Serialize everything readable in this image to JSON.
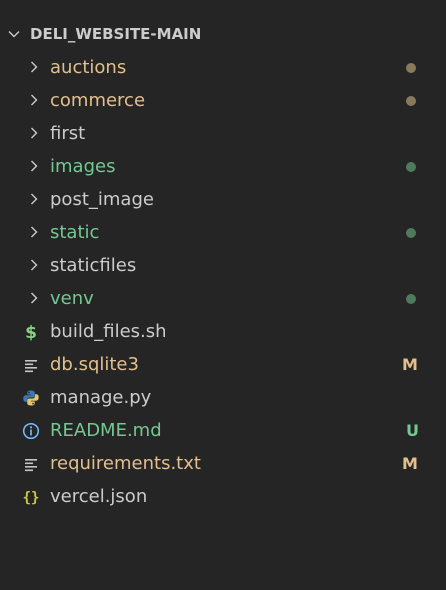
{
  "explorer": {
    "title": "DELI_WEBSITE-MAIN",
    "colors": {
      "background": "#252526",
      "default_text": "#cccccc",
      "modified": "#e2c08d",
      "untracked": "#73c991",
      "folder_modified_dot": "#8a7a5c",
      "folder_untracked_dot": "#4f7a5c",
      "shell_icon": "#89d185",
      "python_icon_blue": "#3b79b0",
      "python_icon_yellow": "#e5c56b",
      "info_icon": "#75beff",
      "json_icon": "#cbcb41",
      "lines_icon": "#c5c5c5"
    },
    "items": [
      {
        "label": "auctions",
        "kind": "folder",
        "status": "modified-dot"
      },
      {
        "label": "commerce",
        "kind": "folder",
        "status": "modified-dot"
      },
      {
        "label": "first",
        "kind": "folder",
        "status": ""
      },
      {
        "label": "images",
        "kind": "folder",
        "status": "untracked-dot"
      },
      {
        "label": "post_image",
        "kind": "folder",
        "status": ""
      },
      {
        "label": "static",
        "kind": "folder",
        "status": "untracked-dot"
      },
      {
        "label": "staticfiles",
        "kind": "folder",
        "status": ""
      },
      {
        "label": "venv",
        "kind": "folder",
        "status": "untracked-dot"
      },
      {
        "label": "build_files.sh",
        "kind": "file",
        "icon": "dollar-icon",
        "status": ""
      },
      {
        "label": "db.sqlite3",
        "kind": "file",
        "icon": "lines-icon",
        "status": "M"
      },
      {
        "label": "manage.py",
        "kind": "file",
        "icon": "python-icon",
        "status": ""
      },
      {
        "label": "README.md",
        "kind": "file",
        "icon": "info-icon",
        "status": "U"
      },
      {
        "label": "requirements.txt",
        "kind": "file",
        "icon": "lines-icon",
        "status": "M"
      },
      {
        "label": "vercel.json",
        "kind": "file",
        "icon": "braces-icon",
        "status": ""
      }
    ]
  }
}
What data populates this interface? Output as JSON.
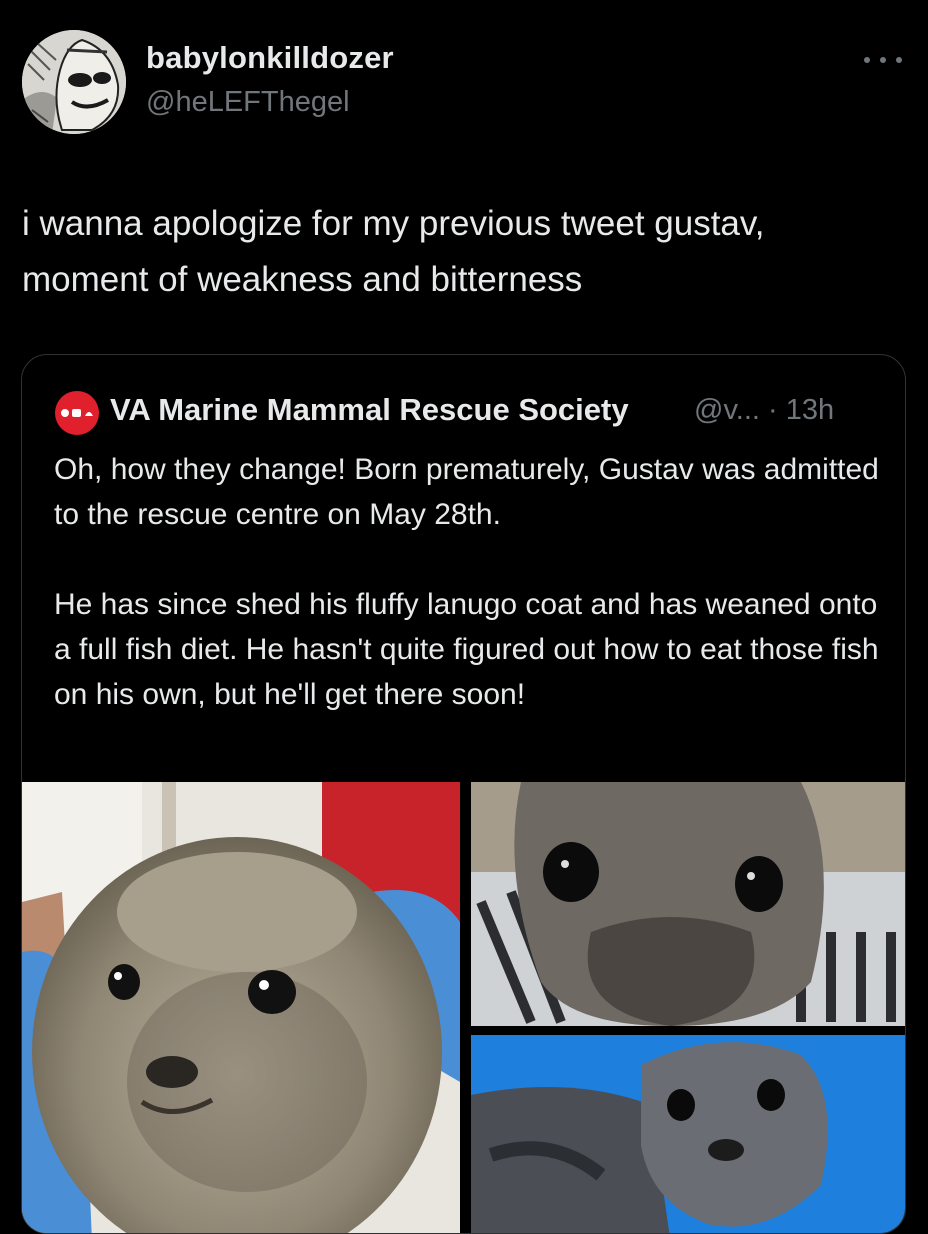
{
  "author": {
    "display_name": "babylonkilldozer",
    "handle": "@heLEFThegel",
    "avatar_icon": "manga-avatar"
  },
  "tweet": {
    "text": "i wanna apologize for my previous tweet gustav,\nmoment of weakness and bitterness"
  },
  "more_icon": "ellipsis-icon",
  "quoted": {
    "display_name": "VA Marine Mammal Rescue Society",
    "meta": "@v... · 13h",
    "avatar_color": "#e0202c",
    "paragraphs": [
      "Oh, how they change! Born prematurely, Gustav was admitted to the rescue centre on May 28th.",
      "He has since shed his fluffy lanugo coat and has weaned onto a full fish diet. He hasn't quite figured out how to eat those fish on his own, but he'll get there soon!"
    ],
    "media": [
      {
        "icon": "seal-pup-photo"
      },
      {
        "icon": "seal-closeup-photo"
      },
      {
        "icon": "seal-on-blue-photo"
      }
    ]
  },
  "colors": {
    "background": "#000000",
    "text_primary": "#e7e9ea",
    "text_secondary": "#71767b",
    "border": "#2f3336"
  }
}
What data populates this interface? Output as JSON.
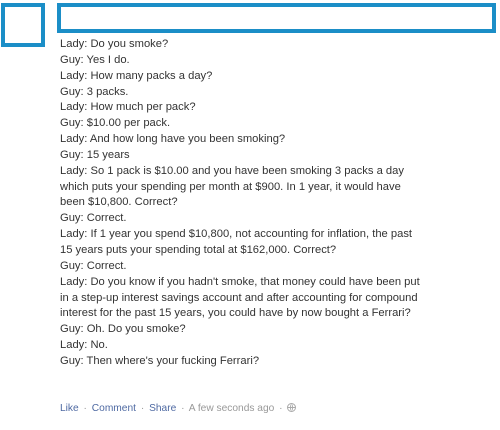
{
  "colors": {
    "redaction_border": "#1b8ec7",
    "text": "#333333",
    "link": "#4e69a2",
    "meta": "#999999"
  },
  "post": {
    "lines": [
      "Lady: Do you smoke?",
      "Guy: Yes I do.",
      "Lady: How many packs a day?",
      "Guy: 3 packs.",
      "Lady: How much per pack?",
      "Guy: $10.00 per pack.",
      "Lady: And how long have you been smoking?",
      "Guy: 15 years",
      "Lady: So 1 pack is $10.00 and you have been smoking 3 packs a day",
      "which puts your spending per month at $900. In 1 year, it would have",
      "been $10,800. Correct?",
      "Guy: Correct.",
      "Lady: If 1 year you spend $10,800, not accounting for inflation, the past",
      "15 years puts your spending total at $162,000. Correct?",
      "Guy: Correct.",
      "Lady: Do you know if you hadn't smoke, that money could have been put",
      "in a step-up interest savings account and after accounting for compound",
      "interest for the past 15 years, you could have by now bought a Ferrari?",
      "Guy: Oh. Do you smoke?",
      "Lady: No.",
      "Guy: Then where's your fucking Ferrari?"
    ]
  },
  "footer": {
    "like_label": "Like",
    "comment_label": "Comment",
    "share_label": "Share",
    "separator": "·",
    "timestamp": "A few seconds ago",
    "privacy_icon": "globe-icon"
  }
}
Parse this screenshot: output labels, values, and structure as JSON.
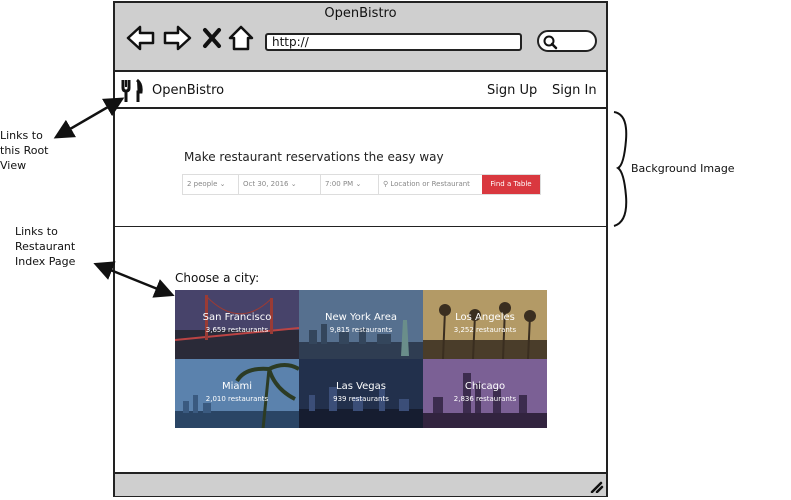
{
  "window": {
    "title": "OpenBistro",
    "url": "http://"
  },
  "app": {
    "brand": "OpenBistro",
    "sign_up": "Sign Up",
    "sign_in": "Sign In"
  },
  "hero": {
    "title": "Make restaurant reservations the easy way",
    "party": "2 people",
    "date": "Oct 30, 2016",
    "time": "7:00 PM",
    "search_placeholder": "Location or Restaurant",
    "button": "Find a Table"
  },
  "cities": {
    "heading": "Choose a city:",
    "items": [
      {
        "name": "San Francisco",
        "count": "3,659 restaurants",
        "color": "#3c3a52"
      },
      {
        "name": "New York Area",
        "count": "9,815 restaurants",
        "color": "#465a73"
      },
      {
        "name": "Los Angeles",
        "count": "3,252 restaurants",
        "color": "#9a8a61"
      },
      {
        "name": "Miami",
        "count": "2,010 restaurants",
        "color": "#4d6f95"
      },
      {
        "name": "Las Vegas",
        "count": "939 restaurants",
        "color": "#26324c"
      },
      {
        "name": "Chicago",
        "count": "2,836 restaurants",
        "color": "#6c5585"
      }
    ]
  },
  "annotations": {
    "root": [
      "Links to",
      "this Root",
      "View"
    ],
    "index": [
      "Links to",
      "Restaurant",
      "Index Page"
    ],
    "background": "Background Image"
  }
}
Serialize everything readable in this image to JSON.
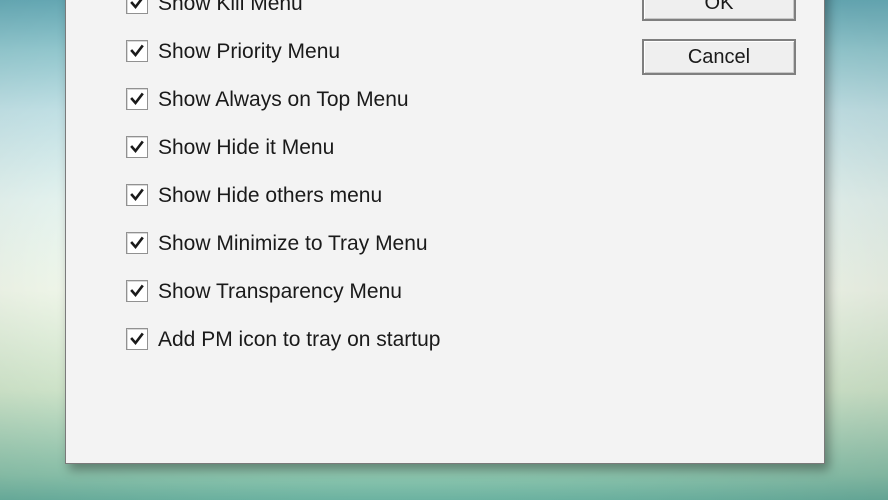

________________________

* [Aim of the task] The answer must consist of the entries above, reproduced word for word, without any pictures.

* [Task solution]
Serialize everything readable in this image to JSON.
{
  "explorer": {
    "title": "DELI_WEBSITE-MAIN",
    "colors": {
      "background": "#252526",
      "default_text": "#cccccc",
      "modified": "#e2c08d",
      "untracked": "#73c991",
      "folder_modified_dot": "#8a7a5c",
      "folder_untracked_dot": "#4f7a5c",
      "shell_icon": "#89d185",
      "python_icon_blue": "#3b79b0",
      "python_icon_yellow": "#e5c56b",
      "info_icon": "#75beff",
      "json_icon": "#cbcb41",
      "lines_icon": "#c5c5c5"
    },
    "items": [
      {
        "label": "auctions",
        "kind": "folder",
        "status": "modified-dot"
      },
      {
        "label": "commerce",
        "kind": "folder",
        "status": "modified-dot"
      },
      {
        "label": "first",
        "kind": "folder",
        "status": ""
      },
      {
        "label": "images",
        "kind": "folder",
        "status": "untracked-dot"
      },
      {
        "label": "post_image",
        "kind": "folder",
        "status": ""
      },
      {
        "label": "static",
        "kind": "folder",
        "status": "untracked-dot"
      },
      {
        "label": "staticfiles",
        "kind": "folder",
        "status": ""
      },
      {
        "label": "venv",
        "kind": "folder",
        "status": "untracked-dot"
      },
      {
        "label": "build_files.sh",
        "kind": "file",
        "icon": "dollar-icon",
        "status": ""
      },
      {
        "label": "db.sqlite3",
        "kind": "file",
        "icon": "lines-icon",
        "status": "M"
      },
      {
        "label": "manage.py",
        "kind": "file",
        "icon": "python-icon",
        "status": ""
      },
      {
        "label": "README.md",
        "kind": "file",
        "icon": "info-icon",
        "status": "U"
      },
      {
        "label": "requirements.txt",
        "kind": "file",
        "icon": "lines-icon",
        "status": "M"
      },
      {
        "label": "vercel.json",
        "kind": "file",
        "icon": "braces-icon",
        "status": ""
      }
    ]
  }
}
What data populates this interface? Output as JSON.
{
  "author": {
    "display_name": "babylonkilldozer",
    "handle": "@heLEFThegel",
    "avatar_icon": "manga-avatar"
  },
  "tweet": {
    "text": "i wanna apologize for my previous tweet gustav,\nmoment of weakness and bitterness"
  },
  "more_icon": "ellipsis-icon",
  "quoted": {
    "display_name": "VA Marine Mammal Rescue Society",
    "meta": "@v... · 13h",
    "avatar_color": "#e0202c",
    "paragraphs": [
      "Oh, how they change! Born prematurely, Gustav was admitted to the rescue centre on May 28th.",
      "He has since shed his fluffy lanugo coat and has weaned onto a full fish diet. He hasn't quite figured out how to eat those fish on his own, but he'll get there soon!"
    ],
    "media": [
      {
        "icon": "seal-pup-photo"
      },
      {
        "icon": "seal-closeup-photo"
      },
      {
        "icon": "seal-on-blue-photo"
      }
    ]
  },
  "colors": {
    "background": "#000000",
    "text_primary": "#e7e9ea",
    "text_secondary": "#71767b",
    "border": "#2f3336"
  }
}
What data populates this interface? Output as JSON.
{
  "colors": {
    "redaction_border": "#1b8ec7",
    "text": "#333333",
    "link": "#4e69a2",
    "meta": "#999999"
  },
  "post": {
    "lines": [
      "Lady: Do you smoke?",
      "Guy: Yes I do.",
      "Lady: How many packs a day?",
      "Guy: 3 packs.",
      "Lady: How much per pack?",
      "Guy: $10.00 per pack.",
      "Lady: And how long have you been smoking?",
      "Guy: 15 years",
      "Lady: So 1 pack is $10.00 and you have been smoking 3 packs a day",
      "which puts your spending per month at $900. In 1 year, it would have",
      "been $10,800. Correct?",
      "Guy: Correct.",
      "Lady: If 1 year you spend $10,800, not accounting for inflation, the past",
      "15 years puts your spending total at $162,000. Correct?",
      "Guy: Correct.",
      "Lady: Do you know if you hadn't smoke, that money could have been put",
      "in a step-up interest savings account and after accounting for compound",
      "interest for the past 15 years, you could have by now bought a Ferrari?",
      "Guy: Oh. Do you smoke?",
      "Lady: No.",
      "Guy: Then where's your fucking Ferrari?"
    ]
  },
  "footer": {
    "like_label": "Like",
    "comment_label": "Comment",
    "share_label": "Share",
    "separator": "·",
    "timestamp": "A few seconds ago",
    "privacy_icon": "globe-icon"
  }
}
Parse this screenshot: output labels, values, and structure as JSON.
{
  "window": {
    "title": "OpenBistro",
    "url": "http://"
  },
  "app": {
    "brand": "OpenBistro",
    "sign_up": "Sign Up",
    "sign_in": "Sign In"
  },
  "hero": {
    "title": "Make restaurant reservations the easy way",
    "party": "2 people",
    "date": "Oct 30, 2016",
    "time": "7:00 PM",
    "search_placeholder": "Location or Restaurant",
    "button": "Find a Table"
  },
  "cities": {
    "heading": "Choose a city:",
    "items": [
      {
        "name": "San Francisco",
        "count": "3,659 restaurants",
        "color": "#3c3a52"
      },
      {
        "name": "New York Area",
        "count": "9,815 restaurants",
        "color": "#465a73"
      },
      {
        "name": "Los Angeles",
        "count": "3,252 restaurants",
        "color": "#9a8a61"
      },
      {
        "name": "Miami",
        "count": "2,010 restaurants",
        "color": "#4d6f95"
      },
      {
        "name": "Las Vegas",
        "count": "939 restaurants",
        "color": "#26324c"
      },
      {
        "name": "Chicago",
        "count": "2,836 restaurants",
        "color": "#6c5585"
      }
    ]
  },
  "annotations": {
    "root": [
      "Links to",
      "this Root",
      "View"
    ],
    "index": [
      "Links to",
      "Restaurant",
      "Index Page"
    ],
    "background": "Background Image"
  }
}
Serialize everything readable in this image to JSON.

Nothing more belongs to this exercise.